They spoke about coming together not only to generate ideas, but to support one of their teammates who had fallen sick. The course experience taught them “how to make team dynamics the best they can be by going the extra mile to connect with our group mates.”
That takeaway can be applied to other situations, the group said, to “create environments where everyone feels safe, comfortable, and welcomed.”
“We really learned that there is a key difference between being a good person to work with and a great person to work with; and we can confidently say that it is because of the empathy and compassion we had for one another that we could get through this challenge so smoothly together.”
Students created a system to monitor drinking water sources for harmful, hazardous algal blooms.
The students approached the challenge of monitoring drinking water with the use of drones, image analysis and machine learning.
“Early detection of algal blooms is critical for the water filtration plant to have time to make necessary adjustments to the water treatment process. Therefore, we had to pay special attention to include design considerations that maximized the overall performance of our system.”

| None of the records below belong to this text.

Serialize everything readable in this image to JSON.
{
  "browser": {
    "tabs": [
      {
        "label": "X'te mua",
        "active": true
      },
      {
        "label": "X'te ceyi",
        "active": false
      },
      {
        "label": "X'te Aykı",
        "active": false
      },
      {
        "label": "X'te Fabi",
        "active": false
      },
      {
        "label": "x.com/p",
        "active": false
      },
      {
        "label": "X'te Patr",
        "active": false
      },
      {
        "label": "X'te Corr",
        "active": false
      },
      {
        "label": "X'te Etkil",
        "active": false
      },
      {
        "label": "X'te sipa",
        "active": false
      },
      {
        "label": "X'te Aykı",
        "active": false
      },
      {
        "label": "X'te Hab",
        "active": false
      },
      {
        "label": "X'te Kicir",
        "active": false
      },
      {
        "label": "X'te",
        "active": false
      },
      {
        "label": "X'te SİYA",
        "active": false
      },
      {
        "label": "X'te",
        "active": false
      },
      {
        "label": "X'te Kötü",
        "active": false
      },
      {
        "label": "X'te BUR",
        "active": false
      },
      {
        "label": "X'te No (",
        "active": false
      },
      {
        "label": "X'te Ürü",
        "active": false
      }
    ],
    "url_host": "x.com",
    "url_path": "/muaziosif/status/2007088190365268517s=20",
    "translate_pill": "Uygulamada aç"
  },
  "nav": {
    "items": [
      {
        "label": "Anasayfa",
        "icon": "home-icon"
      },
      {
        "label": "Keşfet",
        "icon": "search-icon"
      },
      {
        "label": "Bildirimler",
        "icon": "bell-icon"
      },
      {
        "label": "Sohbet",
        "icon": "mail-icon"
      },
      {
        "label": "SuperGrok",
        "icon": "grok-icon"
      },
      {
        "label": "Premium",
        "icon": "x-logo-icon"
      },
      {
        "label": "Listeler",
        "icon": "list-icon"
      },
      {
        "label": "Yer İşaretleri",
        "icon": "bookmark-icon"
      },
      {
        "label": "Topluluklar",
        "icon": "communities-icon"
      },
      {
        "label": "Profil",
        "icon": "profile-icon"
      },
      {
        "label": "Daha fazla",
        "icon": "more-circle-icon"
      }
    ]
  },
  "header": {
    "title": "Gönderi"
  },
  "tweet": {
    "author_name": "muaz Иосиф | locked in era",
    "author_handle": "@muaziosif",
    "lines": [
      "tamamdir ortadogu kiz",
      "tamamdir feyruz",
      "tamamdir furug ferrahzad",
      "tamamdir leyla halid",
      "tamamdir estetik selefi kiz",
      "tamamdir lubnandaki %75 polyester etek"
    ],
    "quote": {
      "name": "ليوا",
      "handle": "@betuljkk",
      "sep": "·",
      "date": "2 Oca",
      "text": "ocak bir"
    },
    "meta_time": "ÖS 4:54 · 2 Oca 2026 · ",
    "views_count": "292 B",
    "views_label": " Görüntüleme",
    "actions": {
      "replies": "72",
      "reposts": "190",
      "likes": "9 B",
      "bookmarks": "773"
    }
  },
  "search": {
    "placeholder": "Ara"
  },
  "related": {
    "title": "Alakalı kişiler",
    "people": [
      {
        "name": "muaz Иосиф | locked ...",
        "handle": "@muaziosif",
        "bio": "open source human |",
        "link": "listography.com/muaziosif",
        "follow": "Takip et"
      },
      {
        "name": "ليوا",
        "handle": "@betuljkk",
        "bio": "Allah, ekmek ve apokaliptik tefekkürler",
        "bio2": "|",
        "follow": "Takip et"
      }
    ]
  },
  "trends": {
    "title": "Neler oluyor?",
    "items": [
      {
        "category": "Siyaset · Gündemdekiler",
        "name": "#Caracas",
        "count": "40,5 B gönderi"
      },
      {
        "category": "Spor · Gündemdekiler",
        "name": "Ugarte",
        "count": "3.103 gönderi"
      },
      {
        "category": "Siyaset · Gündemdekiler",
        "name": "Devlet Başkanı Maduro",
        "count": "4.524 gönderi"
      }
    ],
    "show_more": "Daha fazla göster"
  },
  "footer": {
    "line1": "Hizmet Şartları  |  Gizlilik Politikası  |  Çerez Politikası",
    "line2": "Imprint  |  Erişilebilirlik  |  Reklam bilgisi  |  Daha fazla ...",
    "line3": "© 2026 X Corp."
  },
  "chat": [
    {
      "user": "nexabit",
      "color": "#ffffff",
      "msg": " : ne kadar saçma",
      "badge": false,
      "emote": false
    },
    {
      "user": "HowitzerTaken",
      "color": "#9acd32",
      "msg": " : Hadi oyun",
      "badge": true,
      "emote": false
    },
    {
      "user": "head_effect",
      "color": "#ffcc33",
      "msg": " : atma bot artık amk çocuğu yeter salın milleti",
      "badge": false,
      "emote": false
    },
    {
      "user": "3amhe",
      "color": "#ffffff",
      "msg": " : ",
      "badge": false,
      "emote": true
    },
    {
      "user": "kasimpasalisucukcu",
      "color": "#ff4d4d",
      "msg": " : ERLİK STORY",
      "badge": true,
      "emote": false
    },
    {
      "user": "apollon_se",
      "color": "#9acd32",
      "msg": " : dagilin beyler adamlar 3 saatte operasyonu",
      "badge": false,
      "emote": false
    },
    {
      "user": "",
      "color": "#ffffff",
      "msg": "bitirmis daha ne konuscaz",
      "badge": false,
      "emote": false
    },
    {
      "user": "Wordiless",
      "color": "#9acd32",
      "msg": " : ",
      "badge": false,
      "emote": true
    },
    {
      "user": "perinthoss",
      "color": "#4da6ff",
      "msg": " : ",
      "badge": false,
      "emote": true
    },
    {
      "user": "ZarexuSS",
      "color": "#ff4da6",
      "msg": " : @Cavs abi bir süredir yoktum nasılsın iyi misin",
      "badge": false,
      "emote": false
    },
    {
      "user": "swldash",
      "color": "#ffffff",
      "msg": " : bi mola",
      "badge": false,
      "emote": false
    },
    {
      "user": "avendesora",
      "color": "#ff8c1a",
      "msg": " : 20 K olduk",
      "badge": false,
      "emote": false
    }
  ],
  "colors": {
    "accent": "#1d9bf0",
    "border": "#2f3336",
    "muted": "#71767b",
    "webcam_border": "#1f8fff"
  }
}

Students explained how their project saw them weighing design philosophies and making a choice between a design that kept the socio-cultural and environmental layers of PERSEID in mind, and another that prioritized performance. They explained that conflict resolution strategies were able to make their final design satisfy not only their group, but the stakeholder’s needs.
“During the design process, it is easy to get caught up in the technicalities of the system such as the performance or efficiency. However, 2PX3 has taught us how vital it is to consider the impact of the project on the community and the environment it is implemented in. Designing a system without considering those stakeholders can decrease the success of the project. Even though the project may be fixing a problem, if the system has negative outputs, it could be doing more harm than good.”
The best part of the project, the students said, was collaborating with engineering students from different specializations.
“Having a team where each individual brings their own specialized knowledge and unique experiences to the table meant that we were able to take advantage of different viewpoints when brainstorming ideas, as well as having access to a larger and more diverse skill set, which was perfect for tackling complicated problems.”
These students also tackled the process of detecting algal blooms in drinking water sources, with a goal of eliminating this hazard brought on by climate change and agricultural intensification.
While deploying a drone to monitor the water seemed “straight forward” at first, the students said, they soon became aware of unexpected challenges.
“We maintained our commitment to solving the problem, completed the worksheets in time, and even organized additional meetings to ensure we were on the right track,” they said.
“After several in-person discussions, we figured out more challenges within this topic, including how much the drone’s noise impacts the residents, how the prediction accuracy of our algorithm can be maximized, what regulations we need to take into account, etc. With the concerns being identified, we then had a more precise direction in our design process, which allowed us to focus on developing a project solution.”
Students say they were proud of how their project could assist the community and enjoyed exploring ideas without constraints.
“We are free to make our decisions as long as we can justify them.”
The students drew on their diverse experiences to come up with different response to the same questions, with being open and inclusive “an invaluable and meaningful lesson.”
They also brought attention to needed changes and technological development in the world, noting that a larger image database would improve accuracy of their machine learning algorithm for detecting algal blooms.
“We believe everyone should be aware of the current situation of our drinking water sources, and this issue will be best addressed if the entire society is involved.”